Reblogged from science-junkie  394 notes


Scientists visualise the scars left by heart attacks

These images show (A) a healthy heart and (B) a heart damaged due to a lack of oxygen during a heart attack.

As you can see, the microstructure of a heart changes after a heart attack (B). The scar (outlined area), is formed because of the tissue death caused by a local lack of oxygen, and the consistency of muscle cell arrangement compared to the healthy heart (A) is lost. This will affect how much blood the heart can pump into the body within one heartbeat.

The images taken by BBSRC-funded researchers at the British Heart Foundation Experimental Magnetic Resonance Unit (BMRU), University of Oxford, were generated by a special type of imaging technique that measures the motion and movement of water molecules in the heart tissue.

This new technology, that Dr Jurgen Schneider and his team have developed, could eventually allow doctors to be able to look at a 3D+T representation of the patient’s heart, zoom-in on any relevant detail (a coronary vessel blockage or a damaged part of tissue), assess treatment options, and predict outcomes for the specific individual before the patient even enters the operating theatre. Much of this vision is still far ahead. Nonetheless, this research is vital to its development.

Image credit: BHF Experimental MR Unit, Radcliffe Department of Medicine, Division of Cardiovascular Medicine, University of Oxford.

Read more:

Read more on how BBSRC-funded scientists are trying to mend broken hearts:

Reblogged from prostheticknowledge  484 notes


Reading My Body

Abstract sound instrument from vtol reads tattoos as sheet music - video embedded below:

а sound controller that uses tattoo as a music score

this is a special instrument that combines human body and robotic system into a single entity that is designed to automate creative process in an attempt to represent the artist and his instrument as a creative hybrid. The device consists of a railing with comfortable hand holders and two parallel, but offset from each other black lines’ sensors that move along the arm using a stepper motor.
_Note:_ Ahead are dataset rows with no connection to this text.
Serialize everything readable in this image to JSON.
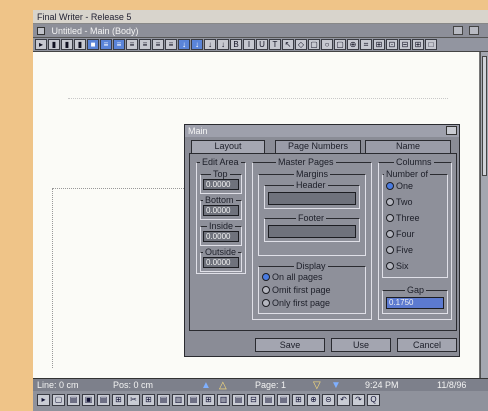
{
  "app": {
    "title": "Final Writer - Release 5",
    "document_title": "Untitled - Main (Body)"
  },
  "toolbar": {
    "buttons": [
      "▸",
      "▮",
      "▮",
      "▮",
      "■",
      "≡",
      "≡",
      "≡",
      "≡",
      "≡",
      "≡",
      "↓",
      "↓",
      "↓",
      "↓",
      "B",
      "I",
      "U",
      "T",
      "↖",
      "◇",
      "▢",
      "○",
      "▢",
      "⊕",
      "⌗",
      "⊞",
      "⊡",
      "⊟",
      "⊞",
      "□"
    ]
  },
  "dialog": {
    "title": "Main",
    "tabs": [
      "Layout",
      "Page Numbers",
      "Name"
    ],
    "edit_area": {
      "label": "Edit Area",
      "top_label": "Top",
      "top_value": "0.0000",
      "bottom_label": "Bottom",
      "bottom_value": "0.0000",
      "inside_label": "Inside",
      "inside_value": "0.0000",
      "outside_label": "Outside",
      "outside_value": "0.0000"
    },
    "master_pages": {
      "label": "Master Pages",
      "margins_label": "Margins",
      "header_label": "Header",
      "header_value": "",
      "footer_label": "Footer",
      "footer_value": ""
    },
    "display": {
      "label": "Display",
      "options": [
        "On all pages",
        "Omit first page",
        "Only first page"
      ],
      "selected": 0
    },
    "columns": {
      "label": "Columns",
      "number_of_label": "Number of",
      "options": [
        "One",
        "Two",
        "Three",
        "Four",
        "Five",
        "Six"
      ],
      "selected": 0,
      "gap_label": "Gap",
      "gap_value": "0.1750"
    },
    "buttons": {
      "save": "Save",
      "use": "Use",
      "cancel": "Cancel"
    }
  },
  "status": {
    "line": "Line: 0 cm",
    "pos": "Pos: 0 cm",
    "page": "Page: 1",
    "time": "9:24 PM",
    "date": "11/8/96"
  },
  "bottom_toolbar": {
    "buttons": [
      "▸",
      "▢",
      "▤",
      "▣",
      "▤",
      "⊞",
      "✂",
      "⊞",
      "▤",
      "▥",
      "▤",
      "⊞",
      "▥",
      "▤",
      "⊟",
      "▤",
      "▤",
      "⊞",
      "⊕",
      "⊝",
      "↶",
      "↷",
      "Q"
    ]
  },
  "colors": {
    "background": "#efc488",
    "dialog": "#8a8c96",
    "accent": "#4a7be0"
  }
}
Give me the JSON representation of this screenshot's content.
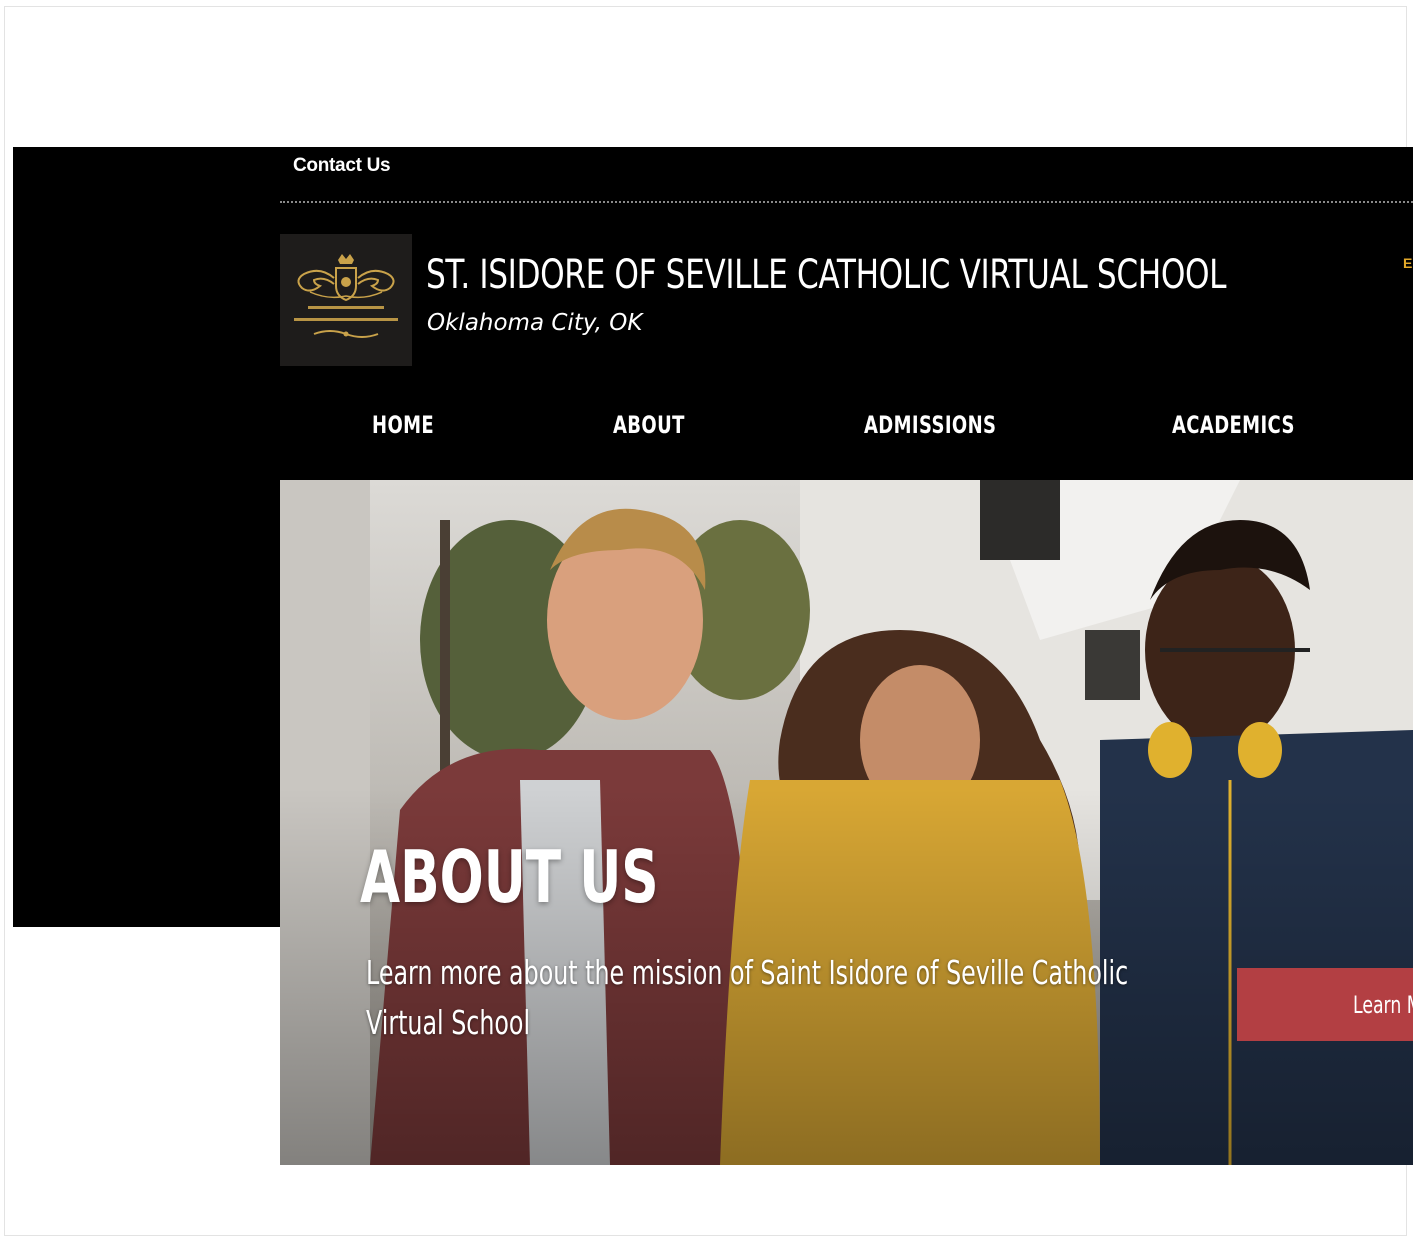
{
  "topbar": {
    "contact_label": "Contact Us"
  },
  "header": {
    "logo_text": "ST. ISIDORE OF SEVILLE CATHOLIC VIRTUAL SCHOOL",
    "school_name": "ST. ISIDORE OF SEVILLE CATHOLIC VIRTUAL SCHOOL",
    "location": "Oklahoma City, OK",
    "cutoff_letter": "E"
  },
  "nav": {
    "items": [
      {
        "label": "HOME"
      },
      {
        "label": "ABOUT"
      },
      {
        "label": "ADMISSIONS"
      },
      {
        "label": "ACADEMICS"
      }
    ]
  },
  "hero": {
    "title": "ABOUT US",
    "subtitle": "Learn more about the mission of Saint Isidore of Seville Catholic Virtual School",
    "button_label": "Learn M",
    "image_icon": "students-photo"
  },
  "colors": {
    "header_bg": "#000000",
    "accent_button": "#b33f43",
    "gold": "#c9a24a",
    "text": "#ffffff"
  }
}
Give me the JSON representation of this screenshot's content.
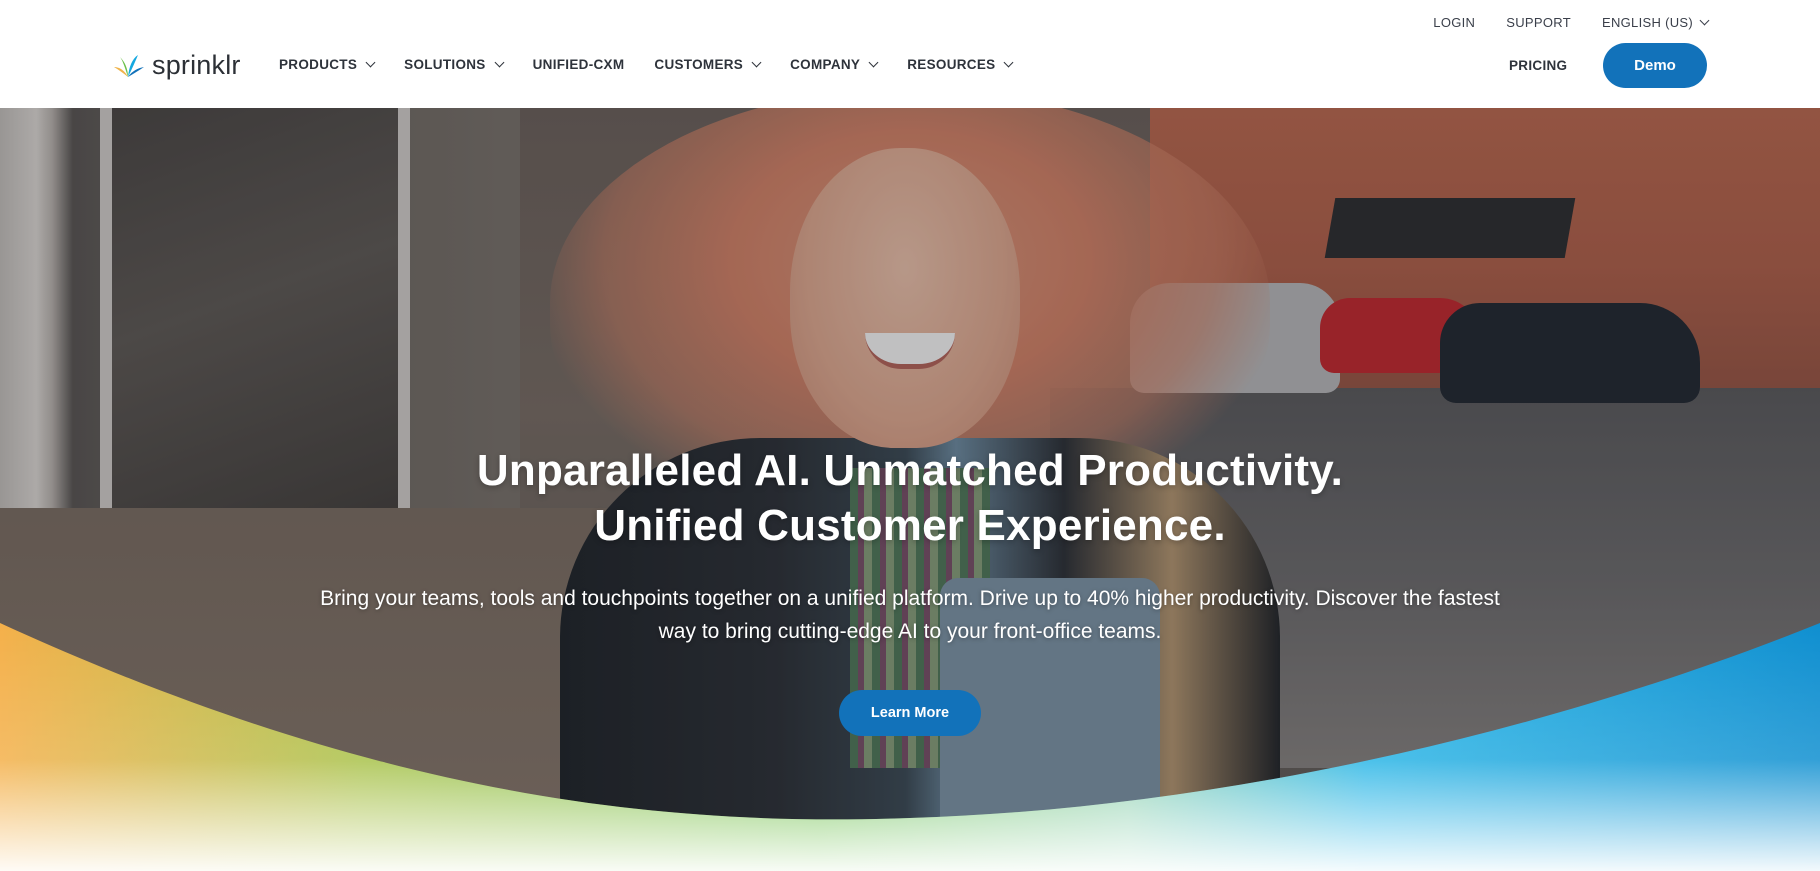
{
  "brand": {
    "name": "sprinklr"
  },
  "topbar": {
    "login": "LOGIN",
    "support": "SUPPORT",
    "language": "ENGLISH (US)"
  },
  "nav": {
    "items": [
      {
        "label": "PRODUCTS",
        "dropdown": true
      },
      {
        "label": "SOLUTIONS",
        "dropdown": true
      },
      {
        "label": "UNIFIED-CXM",
        "dropdown": false
      },
      {
        "label": "CUSTOMERS",
        "dropdown": true
      },
      {
        "label": "COMPANY",
        "dropdown": true
      },
      {
        "label": "RESOURCES",
        "dropdown": true
      }
    ],
    "pricing": "PRICING",
    "demo": "Demo"
  },
  "hero": {
    "headline_line1": "Unparalleled AI. Unmatched Productivity.",
    "headline_line2": "Unified Customer Experience.",
    "subtext": "Bring your teams, tools and touchpoints together on a unified platform. Drive up to 40% higher productivity. Discover the fastest way to bring cutting-edge AI to your front-office teams.",
    "cta": "Learn More"
  },
  "colors": {
    "primary": "#1272ba",
    "wave_orange": "#f0b34a",
    "wave_green": "#6cc04a",
    "wave_blue": "#15a8e0"
  }
}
It is equipped with a 3-dimensional Wii remote controller that uses the OSC protocol in order to give a possibility of additional expression achieved by moving hand in space.

You can find out more at vtol’s website here

Reblogged from prostheticknowledge  1,607 notes


Turbulence: Watercolor + Magic

First in a series of geometric watercolour paintings using an industrial robot arm, put together by Dr. Woohoo - video embedded below:

This is the first experiment by Dr. Woohoo in a series that explores the relationship between a robot + a artist with the objective of enhancing what is creatively possible by combining the strengths of each, while using watercolors as the natural media.

Music: Kid Koala

Reblogged from simply-esque  63,135 notes



Okay so I think Chris Evans was saying in an interview about how it’s always the children who discover the hero in disguise, and I just realized why: it’s because they’re short enough to see under the hat and they’re innocent and hopeful enough to still believe in heroes.

it’s because they’re short enough to see under the hat